After the National Basketball Association (NBA), the National Hockey League (NHL) is going to be the second major American professional sports league to start using wearable technology.
The league has formed a partnership with the German company Jogmo World Corporation to install microchips inside the game pucks and on the player jerseys of each player. Beginning with the following season, antennae that have been thoughtfully placed throughout the playing area will collect real-time data.
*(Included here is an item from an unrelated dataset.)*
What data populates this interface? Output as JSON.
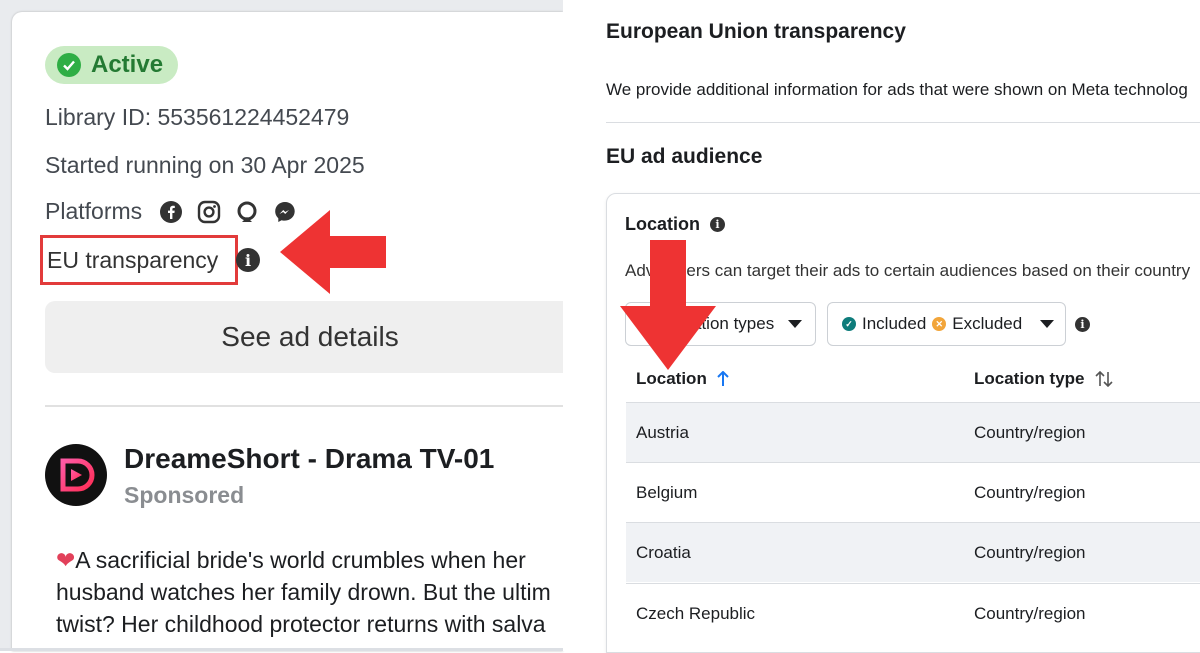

It is anticipated that the technology will be utilized in each of the NHL’s 31 arenas in order to cover all 1,271 regular-season and postseason games.
The commissioner of the National Hockey League, Gary Bettman, said, “Being on the cutting edge of new ideas is good for our game and, most of all, for our fans.”
“Hockey is a great sport to see on the ice because of its speed and complexity, but at the same time, it also poses an incredible challenge.” As a result, the league as a whole has made enormous investments in the development of new technology, which literally did not exist before.
The players have given their OK for the tracking, and the NHL is planning to implement the technology starting with the upcoming season. The league is now testing the technology, and depending on what the players, teams, and broadcasters say, they may come up with more changes.
“This will continue to evolve, be monitored, tested, and perfected throughout the duration of the rest of this season and parts of next season,” said NHL chief revenue officer Keith Wachtel. “This will also be tested and perfected over the course of the remainder of this season.”
But this is our opportunity to say that we are far enough along where the commissioner is comfortable with the data, our broadcasters are comfortable, and the NHLPA is comfortable that we can go ahead and unleash this, which we are obviously excited about. But this is our opportunity to say that we are far enough along where the broadcasters are comfortable with the data.”
During the All-Star Weekend, attendees were given a sneak peek. Thanks to NBC, who showed the numbers during its digital-only broadcast of the 3-on-3 competition the week before, fans and broadcasters were able to benefit from careful monitoring data.